# [RECORDED DATA]
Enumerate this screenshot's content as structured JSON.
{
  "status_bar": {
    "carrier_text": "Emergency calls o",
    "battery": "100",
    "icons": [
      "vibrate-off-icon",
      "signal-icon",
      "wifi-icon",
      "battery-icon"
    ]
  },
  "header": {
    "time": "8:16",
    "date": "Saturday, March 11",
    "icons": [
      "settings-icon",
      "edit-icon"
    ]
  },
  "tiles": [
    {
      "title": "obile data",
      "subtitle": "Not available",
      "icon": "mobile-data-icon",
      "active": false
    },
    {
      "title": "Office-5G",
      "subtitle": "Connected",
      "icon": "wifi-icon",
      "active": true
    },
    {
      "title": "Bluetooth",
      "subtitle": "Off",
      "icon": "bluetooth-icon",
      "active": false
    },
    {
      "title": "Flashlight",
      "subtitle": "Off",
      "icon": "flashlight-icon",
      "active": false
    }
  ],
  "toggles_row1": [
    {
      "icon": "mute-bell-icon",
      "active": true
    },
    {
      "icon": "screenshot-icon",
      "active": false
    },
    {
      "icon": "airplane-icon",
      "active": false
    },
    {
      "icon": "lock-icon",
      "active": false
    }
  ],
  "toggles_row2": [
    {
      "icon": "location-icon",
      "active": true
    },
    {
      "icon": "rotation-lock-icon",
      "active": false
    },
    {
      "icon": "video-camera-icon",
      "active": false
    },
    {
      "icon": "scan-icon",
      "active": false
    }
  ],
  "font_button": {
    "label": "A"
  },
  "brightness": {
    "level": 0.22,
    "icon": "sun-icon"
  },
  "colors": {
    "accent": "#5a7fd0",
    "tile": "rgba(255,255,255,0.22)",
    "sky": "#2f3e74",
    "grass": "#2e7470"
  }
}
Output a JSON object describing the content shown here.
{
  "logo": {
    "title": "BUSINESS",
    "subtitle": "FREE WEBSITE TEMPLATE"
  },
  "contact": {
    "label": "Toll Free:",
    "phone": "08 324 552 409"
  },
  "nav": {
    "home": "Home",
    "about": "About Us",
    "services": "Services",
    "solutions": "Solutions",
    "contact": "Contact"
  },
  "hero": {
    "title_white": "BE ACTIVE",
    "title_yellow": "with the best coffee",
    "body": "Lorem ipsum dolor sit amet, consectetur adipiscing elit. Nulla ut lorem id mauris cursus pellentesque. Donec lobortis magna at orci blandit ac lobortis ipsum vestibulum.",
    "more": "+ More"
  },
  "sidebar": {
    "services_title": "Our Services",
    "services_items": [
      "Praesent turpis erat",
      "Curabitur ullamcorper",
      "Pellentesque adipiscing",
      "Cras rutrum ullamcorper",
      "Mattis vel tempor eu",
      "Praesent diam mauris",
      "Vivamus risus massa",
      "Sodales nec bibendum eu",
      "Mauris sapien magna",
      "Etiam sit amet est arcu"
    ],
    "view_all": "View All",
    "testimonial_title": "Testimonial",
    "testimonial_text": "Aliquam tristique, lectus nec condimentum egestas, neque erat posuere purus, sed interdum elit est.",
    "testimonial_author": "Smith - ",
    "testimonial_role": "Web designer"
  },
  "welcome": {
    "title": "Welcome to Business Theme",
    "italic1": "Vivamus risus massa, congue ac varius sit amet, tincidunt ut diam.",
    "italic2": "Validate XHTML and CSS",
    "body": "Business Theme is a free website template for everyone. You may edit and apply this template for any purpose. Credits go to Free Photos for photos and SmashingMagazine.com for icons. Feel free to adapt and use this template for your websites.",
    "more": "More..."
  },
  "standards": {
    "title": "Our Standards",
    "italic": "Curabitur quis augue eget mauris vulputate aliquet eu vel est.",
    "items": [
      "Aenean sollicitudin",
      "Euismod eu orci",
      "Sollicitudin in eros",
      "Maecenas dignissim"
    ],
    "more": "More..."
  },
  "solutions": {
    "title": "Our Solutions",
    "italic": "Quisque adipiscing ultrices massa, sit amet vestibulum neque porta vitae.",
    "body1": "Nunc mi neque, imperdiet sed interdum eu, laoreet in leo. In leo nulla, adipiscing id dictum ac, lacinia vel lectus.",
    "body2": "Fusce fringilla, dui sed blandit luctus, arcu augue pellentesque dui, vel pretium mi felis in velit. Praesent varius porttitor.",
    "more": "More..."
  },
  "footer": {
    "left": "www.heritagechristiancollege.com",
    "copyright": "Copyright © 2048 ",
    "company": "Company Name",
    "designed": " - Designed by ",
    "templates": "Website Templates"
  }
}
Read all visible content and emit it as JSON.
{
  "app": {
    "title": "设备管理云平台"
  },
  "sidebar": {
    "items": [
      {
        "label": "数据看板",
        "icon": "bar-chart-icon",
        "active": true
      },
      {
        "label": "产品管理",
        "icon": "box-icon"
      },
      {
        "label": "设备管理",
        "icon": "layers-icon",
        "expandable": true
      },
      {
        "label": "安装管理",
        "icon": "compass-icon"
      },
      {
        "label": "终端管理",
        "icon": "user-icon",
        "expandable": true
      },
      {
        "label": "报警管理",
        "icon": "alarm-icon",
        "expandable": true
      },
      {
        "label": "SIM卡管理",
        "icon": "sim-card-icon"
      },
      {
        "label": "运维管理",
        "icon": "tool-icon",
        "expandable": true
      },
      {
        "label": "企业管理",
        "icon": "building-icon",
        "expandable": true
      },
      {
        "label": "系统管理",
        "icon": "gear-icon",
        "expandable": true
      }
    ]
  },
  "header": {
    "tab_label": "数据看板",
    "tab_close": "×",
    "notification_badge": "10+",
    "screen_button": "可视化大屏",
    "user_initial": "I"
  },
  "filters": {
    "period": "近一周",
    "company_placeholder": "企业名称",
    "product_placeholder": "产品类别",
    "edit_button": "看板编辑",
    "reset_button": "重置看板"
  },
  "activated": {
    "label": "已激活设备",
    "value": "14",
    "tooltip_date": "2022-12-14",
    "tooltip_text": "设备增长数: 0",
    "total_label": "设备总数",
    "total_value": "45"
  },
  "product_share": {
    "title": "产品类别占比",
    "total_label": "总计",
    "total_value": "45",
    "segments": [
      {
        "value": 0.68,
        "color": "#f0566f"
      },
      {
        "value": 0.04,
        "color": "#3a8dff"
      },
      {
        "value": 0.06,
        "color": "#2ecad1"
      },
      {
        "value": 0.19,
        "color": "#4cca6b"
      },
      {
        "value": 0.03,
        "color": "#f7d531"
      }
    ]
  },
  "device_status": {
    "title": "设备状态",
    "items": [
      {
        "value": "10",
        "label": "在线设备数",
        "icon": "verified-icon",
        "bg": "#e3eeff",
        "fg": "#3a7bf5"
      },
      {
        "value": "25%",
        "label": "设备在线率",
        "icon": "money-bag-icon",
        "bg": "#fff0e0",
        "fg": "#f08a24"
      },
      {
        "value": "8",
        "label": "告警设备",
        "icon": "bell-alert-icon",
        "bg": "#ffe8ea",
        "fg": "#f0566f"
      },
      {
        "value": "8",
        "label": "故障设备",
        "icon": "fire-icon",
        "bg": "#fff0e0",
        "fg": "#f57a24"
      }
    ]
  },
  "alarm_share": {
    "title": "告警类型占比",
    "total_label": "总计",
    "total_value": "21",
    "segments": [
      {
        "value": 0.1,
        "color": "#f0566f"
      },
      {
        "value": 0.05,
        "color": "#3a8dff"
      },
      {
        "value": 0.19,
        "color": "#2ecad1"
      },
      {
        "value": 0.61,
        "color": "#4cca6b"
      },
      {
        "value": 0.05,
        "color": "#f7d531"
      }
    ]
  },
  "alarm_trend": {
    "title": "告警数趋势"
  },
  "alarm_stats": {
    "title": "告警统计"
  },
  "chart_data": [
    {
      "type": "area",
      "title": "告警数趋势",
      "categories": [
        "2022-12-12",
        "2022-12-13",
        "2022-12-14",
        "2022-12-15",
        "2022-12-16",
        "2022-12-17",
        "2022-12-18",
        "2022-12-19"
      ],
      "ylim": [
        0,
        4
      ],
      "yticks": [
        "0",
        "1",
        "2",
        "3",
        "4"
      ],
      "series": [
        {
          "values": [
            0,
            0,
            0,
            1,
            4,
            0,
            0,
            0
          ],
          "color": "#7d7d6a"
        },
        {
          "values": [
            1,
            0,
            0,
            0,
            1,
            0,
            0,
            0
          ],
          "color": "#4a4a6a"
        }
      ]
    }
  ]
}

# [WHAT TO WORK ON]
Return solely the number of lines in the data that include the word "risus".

# [RESPONSE AREA]
2